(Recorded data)

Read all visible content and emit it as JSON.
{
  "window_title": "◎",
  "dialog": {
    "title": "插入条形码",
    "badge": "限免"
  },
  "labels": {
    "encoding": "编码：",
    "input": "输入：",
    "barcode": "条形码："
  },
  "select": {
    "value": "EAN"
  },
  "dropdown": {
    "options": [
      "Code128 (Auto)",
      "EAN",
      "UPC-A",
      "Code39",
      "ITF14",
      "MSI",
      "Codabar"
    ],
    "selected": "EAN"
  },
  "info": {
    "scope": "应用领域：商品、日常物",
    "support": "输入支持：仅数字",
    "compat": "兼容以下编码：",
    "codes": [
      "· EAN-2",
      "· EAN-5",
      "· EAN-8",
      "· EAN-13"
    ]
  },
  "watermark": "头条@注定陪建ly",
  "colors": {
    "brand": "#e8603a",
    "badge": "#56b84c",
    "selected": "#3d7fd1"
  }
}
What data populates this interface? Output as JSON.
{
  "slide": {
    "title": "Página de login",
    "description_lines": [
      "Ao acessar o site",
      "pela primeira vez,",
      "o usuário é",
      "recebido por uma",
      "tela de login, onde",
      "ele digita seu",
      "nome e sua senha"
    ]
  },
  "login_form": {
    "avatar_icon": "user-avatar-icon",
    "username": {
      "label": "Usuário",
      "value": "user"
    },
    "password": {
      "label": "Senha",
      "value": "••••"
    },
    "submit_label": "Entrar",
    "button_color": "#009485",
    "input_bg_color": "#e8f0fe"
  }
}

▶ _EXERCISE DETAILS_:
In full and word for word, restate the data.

▶ _RESPONSE TO THIS EXERCISE_:
Read all visible content and emit it as JSON.
{
  "window_title": "◎",
  "dialog": {
    "title": "插入条形码",
    "badge": "限免"
  },
  "labels": {
    "encoding": "编码：",
    "input": "输入：",
    "barcode": "条形码："
  },
  "select": {
    "value": "EAN"
  },
  "dropdown": {
    "options": [
      "Code128 (Auto)",
      "EAN",
      "UPC-A",
      "Code39",
      "ITF14",
      "MSI",
      "Codabar"
    ],
    "selected": "EAN"
  },
  "info": {
    "scope": "应用领域：商品、日常物",
    "support": "输入支持：仅数字",
    "compat": "兼容以下编码：",
    "codes": [
      "· EAN-2",
      "· EAN-5",
      "· EAN-8",
      "· EAN-13"
    ]
  },
  "watermark": "头条@注定陪建ly",
  "colors": {
    "brand": "#e8603a",
    "badge": "#56b84c",
    "selected": "#3d7fd1"
  }
}
What data populates this interface? Output as JSON.
{
  "slide": {
    "title": "Página de login",
    "description_lines": [
      "Ao acessar o site",
      "pela primeira vez,",
      "o usuário é",
      "recebido por uma",
      "tela de login, onde",
      "ele digita seu",
      "nome e sua senha"
    ]
  },
  "login_form": {
    "avatar_icon": "user-avatar-icon",
    "username": {
      "label": "Usuário",
      "value": "user"
    },
    "password": {
      "label": "Senha",
      "value": "••••"
    },
    "submit_label": "Entrar",
    "button_color": "#009485",
    "input_bg_color": "#e8f0fe"
  }
}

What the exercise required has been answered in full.